Why Do We Dream? 

When he was two years old, Ben stopped seeing out of his left eye. His mother took him to the doctor and soon discovered he had retinal cancer in both eyes. After chemotherapy and radiation failed, surgeons removed both his eyes. For Ben, vision was gone forever.

But by the time he was seven years old, he had devised a technique for decoding the world around him: he clicked with his mouth and listened for the returning echoes. This method enabled Ben to determine the locations of open doorways, people, parked cars, garbage cans, and so on. He was echolocating: bouncing his sound waves off objects in the environment and catching the reflections to build a mental model of his surroundings.


You are not your thoughts


I am Grateful

I feel so lucky and privileged to be happy, healthy and live in a beautiful place.

Its almost one year ago now since we decided to leave our beautiful home in France and make the bold move for a different life here in Spain.

Sometimes you have to move out of your comfort zone and take a leap of faith that you have made the right choice, and boy was that the case.

Here we are in paradise, with a view of the sea, great friends and family and an amazing social life. Only regret is that we should have done it much sooner.

There are mornings when I just have to get up, go outside on the balcony with my laptop and watch the sun rise whilst being inspired to write.

So my advise is to take the plunge, be bold, be brave and get out of your comfort zone and you may find the happiness you have always been searching for.


Be Busy Loving Your Life

“Be so busy loving your life that you have no time for hate, regret, or fear.”

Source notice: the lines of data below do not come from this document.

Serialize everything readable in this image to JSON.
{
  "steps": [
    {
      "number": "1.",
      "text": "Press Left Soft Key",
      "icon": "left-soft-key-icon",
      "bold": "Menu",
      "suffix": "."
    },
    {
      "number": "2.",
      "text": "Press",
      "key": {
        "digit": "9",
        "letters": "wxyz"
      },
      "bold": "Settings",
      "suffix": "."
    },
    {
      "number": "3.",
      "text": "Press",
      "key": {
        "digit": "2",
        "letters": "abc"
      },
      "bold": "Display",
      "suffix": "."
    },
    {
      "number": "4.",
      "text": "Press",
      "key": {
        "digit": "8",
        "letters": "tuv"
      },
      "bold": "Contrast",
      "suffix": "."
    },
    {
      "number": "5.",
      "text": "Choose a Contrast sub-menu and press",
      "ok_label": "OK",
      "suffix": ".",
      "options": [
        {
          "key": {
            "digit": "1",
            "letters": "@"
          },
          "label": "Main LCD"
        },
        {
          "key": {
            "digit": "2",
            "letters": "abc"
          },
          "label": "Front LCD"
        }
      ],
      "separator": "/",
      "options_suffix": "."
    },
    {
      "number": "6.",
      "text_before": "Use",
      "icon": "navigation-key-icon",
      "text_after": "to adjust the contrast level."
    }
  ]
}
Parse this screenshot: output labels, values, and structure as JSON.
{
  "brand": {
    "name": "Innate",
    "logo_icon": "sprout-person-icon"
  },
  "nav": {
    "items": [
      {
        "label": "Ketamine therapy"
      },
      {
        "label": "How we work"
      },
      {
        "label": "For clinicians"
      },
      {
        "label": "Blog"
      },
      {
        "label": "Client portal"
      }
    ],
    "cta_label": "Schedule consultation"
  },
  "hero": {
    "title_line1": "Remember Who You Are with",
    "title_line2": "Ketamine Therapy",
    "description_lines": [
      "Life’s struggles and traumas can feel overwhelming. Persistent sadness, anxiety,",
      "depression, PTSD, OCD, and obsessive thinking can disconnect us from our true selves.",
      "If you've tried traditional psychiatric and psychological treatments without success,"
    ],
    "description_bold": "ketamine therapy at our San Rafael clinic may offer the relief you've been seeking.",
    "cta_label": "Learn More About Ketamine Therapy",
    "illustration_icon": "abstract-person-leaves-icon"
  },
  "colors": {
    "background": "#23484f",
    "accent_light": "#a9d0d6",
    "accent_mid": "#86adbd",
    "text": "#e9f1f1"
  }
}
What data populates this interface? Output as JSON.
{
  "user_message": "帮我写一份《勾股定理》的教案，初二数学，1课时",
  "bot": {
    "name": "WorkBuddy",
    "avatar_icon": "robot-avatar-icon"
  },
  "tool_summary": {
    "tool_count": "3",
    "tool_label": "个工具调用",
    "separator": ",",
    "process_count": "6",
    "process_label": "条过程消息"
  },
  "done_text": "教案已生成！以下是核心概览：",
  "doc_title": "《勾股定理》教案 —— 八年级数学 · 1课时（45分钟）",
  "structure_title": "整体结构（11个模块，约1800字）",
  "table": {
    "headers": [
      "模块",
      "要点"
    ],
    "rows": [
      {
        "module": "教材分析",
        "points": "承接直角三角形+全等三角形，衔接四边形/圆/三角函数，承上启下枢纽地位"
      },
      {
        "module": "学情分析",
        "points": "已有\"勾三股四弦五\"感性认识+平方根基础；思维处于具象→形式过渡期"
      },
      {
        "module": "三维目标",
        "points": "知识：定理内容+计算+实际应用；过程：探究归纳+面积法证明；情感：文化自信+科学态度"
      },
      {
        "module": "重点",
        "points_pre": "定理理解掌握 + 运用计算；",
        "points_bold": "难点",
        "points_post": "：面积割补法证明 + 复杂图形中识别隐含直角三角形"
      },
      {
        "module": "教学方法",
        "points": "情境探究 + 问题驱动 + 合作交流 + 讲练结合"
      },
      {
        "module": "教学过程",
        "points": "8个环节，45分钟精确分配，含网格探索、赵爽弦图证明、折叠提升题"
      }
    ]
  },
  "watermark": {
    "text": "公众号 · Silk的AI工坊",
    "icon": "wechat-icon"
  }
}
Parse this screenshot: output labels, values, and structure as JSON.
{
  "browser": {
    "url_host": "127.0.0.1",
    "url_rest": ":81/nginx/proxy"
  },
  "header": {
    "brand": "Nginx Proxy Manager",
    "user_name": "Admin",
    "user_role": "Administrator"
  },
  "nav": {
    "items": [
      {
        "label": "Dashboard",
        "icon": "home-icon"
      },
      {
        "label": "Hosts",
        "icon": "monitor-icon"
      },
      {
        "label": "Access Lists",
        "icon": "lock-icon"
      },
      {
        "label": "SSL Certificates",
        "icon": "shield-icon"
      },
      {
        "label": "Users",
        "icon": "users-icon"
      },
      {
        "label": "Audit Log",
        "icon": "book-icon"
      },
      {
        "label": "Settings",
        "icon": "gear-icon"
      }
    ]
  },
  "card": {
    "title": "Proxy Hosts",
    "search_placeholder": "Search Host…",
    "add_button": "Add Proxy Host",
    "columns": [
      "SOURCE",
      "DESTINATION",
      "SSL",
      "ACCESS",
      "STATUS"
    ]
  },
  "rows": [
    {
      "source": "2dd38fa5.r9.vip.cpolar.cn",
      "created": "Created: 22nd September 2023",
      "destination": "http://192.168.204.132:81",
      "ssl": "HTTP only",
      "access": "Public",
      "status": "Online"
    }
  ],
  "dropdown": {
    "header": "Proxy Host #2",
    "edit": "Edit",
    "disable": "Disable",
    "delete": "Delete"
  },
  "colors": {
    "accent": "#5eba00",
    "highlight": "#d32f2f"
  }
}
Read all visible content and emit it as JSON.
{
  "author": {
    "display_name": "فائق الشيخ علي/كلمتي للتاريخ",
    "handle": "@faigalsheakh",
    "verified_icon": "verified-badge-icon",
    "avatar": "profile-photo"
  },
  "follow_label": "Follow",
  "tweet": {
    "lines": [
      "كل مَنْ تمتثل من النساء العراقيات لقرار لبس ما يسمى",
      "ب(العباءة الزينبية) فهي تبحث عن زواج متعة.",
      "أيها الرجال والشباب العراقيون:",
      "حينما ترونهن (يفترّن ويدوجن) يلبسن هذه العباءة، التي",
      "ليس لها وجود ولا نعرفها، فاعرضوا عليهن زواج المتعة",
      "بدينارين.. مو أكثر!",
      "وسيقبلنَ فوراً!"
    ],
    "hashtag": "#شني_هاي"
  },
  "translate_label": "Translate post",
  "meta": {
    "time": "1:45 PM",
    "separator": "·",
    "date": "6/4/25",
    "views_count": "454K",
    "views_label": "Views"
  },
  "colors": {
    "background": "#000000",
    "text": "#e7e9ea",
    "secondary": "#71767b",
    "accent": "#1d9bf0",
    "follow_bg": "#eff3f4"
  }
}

A New Year A New Life

Tony Robbins

“New Year = A New Life!

Decide today who you will become, what you will give how you will live.”